KK: I guess I got that nickname when I was about 15 years old. I had moved away to Saskatoon, I was playing AAA Midget. I liked the physical side and I was told to take the body. We were playing our rivals, the Saskatoon Contacts and I was on the Saskatoon Blazers. The goalie came out to play the puck and it was a race to play it, and instead of taking the puck I played the body. I basically knocked him [the goaltender] out, we had a big brawl, and after that I got the nickname ‘Killer’. No one had said not to take the body against the goalie.
WC.com: What do you remember most about playing for the Capitals?
KK: I was given a great opportunity to play there. I played the one game with the Minnesota North Stars, then a handful with Quebec, but my goal was to get to the NHL and stay there, and it finally happened. Obviously it’s an honor to play in the NHL, but I have great memories with the guys: scoring my first goal, really getting involved with the community, doing lots of charity. It’s were I called home for three years. It was a great experience with a great organization. My partner in crime, Craig Berube, along with Dale Hunter, we had a lot of fun on and off the ice. I just enjoyed my time in the D.C. area.
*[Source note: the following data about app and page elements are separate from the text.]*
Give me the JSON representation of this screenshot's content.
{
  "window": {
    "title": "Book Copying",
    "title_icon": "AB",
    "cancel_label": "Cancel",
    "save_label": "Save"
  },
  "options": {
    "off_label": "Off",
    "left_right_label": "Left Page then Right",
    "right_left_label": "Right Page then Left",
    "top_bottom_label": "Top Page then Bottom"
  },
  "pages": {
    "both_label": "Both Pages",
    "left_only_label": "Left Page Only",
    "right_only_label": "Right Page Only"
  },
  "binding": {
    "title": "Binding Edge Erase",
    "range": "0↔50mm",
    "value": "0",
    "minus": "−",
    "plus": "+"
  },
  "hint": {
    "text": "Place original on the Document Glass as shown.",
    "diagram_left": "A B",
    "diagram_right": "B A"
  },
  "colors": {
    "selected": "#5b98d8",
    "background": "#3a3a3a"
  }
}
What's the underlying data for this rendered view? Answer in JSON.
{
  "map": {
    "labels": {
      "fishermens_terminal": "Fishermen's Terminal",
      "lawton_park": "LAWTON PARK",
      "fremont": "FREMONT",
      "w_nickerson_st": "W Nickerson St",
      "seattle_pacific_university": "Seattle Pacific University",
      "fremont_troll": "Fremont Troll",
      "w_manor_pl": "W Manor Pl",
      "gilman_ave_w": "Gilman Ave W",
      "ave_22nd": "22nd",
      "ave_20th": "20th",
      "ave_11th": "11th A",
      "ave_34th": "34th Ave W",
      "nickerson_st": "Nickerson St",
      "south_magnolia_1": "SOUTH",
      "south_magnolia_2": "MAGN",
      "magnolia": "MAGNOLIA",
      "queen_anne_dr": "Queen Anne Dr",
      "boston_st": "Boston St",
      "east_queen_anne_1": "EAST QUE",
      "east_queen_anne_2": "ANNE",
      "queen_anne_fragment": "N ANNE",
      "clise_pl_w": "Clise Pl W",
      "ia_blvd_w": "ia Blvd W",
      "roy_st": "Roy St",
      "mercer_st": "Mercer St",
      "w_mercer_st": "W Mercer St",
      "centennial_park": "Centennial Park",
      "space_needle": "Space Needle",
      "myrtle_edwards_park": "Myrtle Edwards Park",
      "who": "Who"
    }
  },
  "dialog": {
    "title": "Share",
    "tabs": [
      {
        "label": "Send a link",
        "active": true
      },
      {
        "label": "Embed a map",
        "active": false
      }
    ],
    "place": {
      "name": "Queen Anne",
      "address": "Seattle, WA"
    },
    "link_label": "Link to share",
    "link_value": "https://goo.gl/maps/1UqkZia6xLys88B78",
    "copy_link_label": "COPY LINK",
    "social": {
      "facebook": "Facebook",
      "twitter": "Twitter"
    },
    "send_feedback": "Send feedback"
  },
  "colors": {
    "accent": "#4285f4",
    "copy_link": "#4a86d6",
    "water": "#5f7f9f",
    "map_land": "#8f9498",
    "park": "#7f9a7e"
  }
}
WC.com: Do you still keep in touch with any of your former teammates?
KK: I talk to Huntsy (Dale Hunter) once in a while, and Craig Berube. Olie Kolzig once in a while. I’ve been up to D.C. a few times to watch a few games and see some friends. You get older, everyone has their families, you all go your separate ways, but when I can find time try to give the guys a call to stay in touch. Especially me with coaching, Olie, Huntsy are involved with hockey in Major Junior, so I try to get some tips on players and that kind of stuff, and Keith Jones as well. Just trying to stay in touch whenever I have a free minute.
WC.com: You’re currently the head coach for the Louisiana IceGators – What has that experience been like for you?
KK: Lafayette, Louisiana, is a great experience. I call it the great little-big city. We got Baton Rouge an hour down the road and New Orleans an hour away also. The people here and the culture here are absolutely phenomenal, the people will do anything for you and the food is great. With the zydeco music, I’ve learned to do some dancing there. It’s a fun city, and I’m enjoying my experience here. Back when the Gators came into the East Coast Hockey League they held the record for league attendance. They used to sell out 11,000 a game. It’s been progress. Last year we had about four or five crowds that were right around 5,000, and finally the word’s starting to get out. The front office staff has done a phenomenal job with sponsorships and season tickets. I feel like I’ve recruited a very, very good team. We’ve build a good foundation, now it’s time to put the walls up and have a great year, and get people excited about the Ice Gators this year.
WC.com: You were known for your tough, hard-nosed playing style with the Capitals. Does it come into play with your coaching style as well?
KK: Obviously, today’s game has changed quite a bit. I still want a hard-nosed, greasy, gritty team that plays physical, plays disciplined. I want my team to be the hardest working team in the league. The guys that I have, we have about six or seven guys that can answer the bell, but also they can play. You have to be able to skate. You have to be able to play in today’s game with the speed, just being a fighter, that one dimension is kind of gone. We only have 10 forwards and six defensemen so you can’t afford to have one guy fighting and not able to play a regular shift. I feel we have guys who can score, guys with speed, guys with great vision and skill to set up those plays. But like I said I think we have the hard-nosed, greasy, gritty players. Character players we call them, to kind of piece that puzzle together. I’m really looking forward with the recruiting I’ve done to see what we can do this year to win a championship.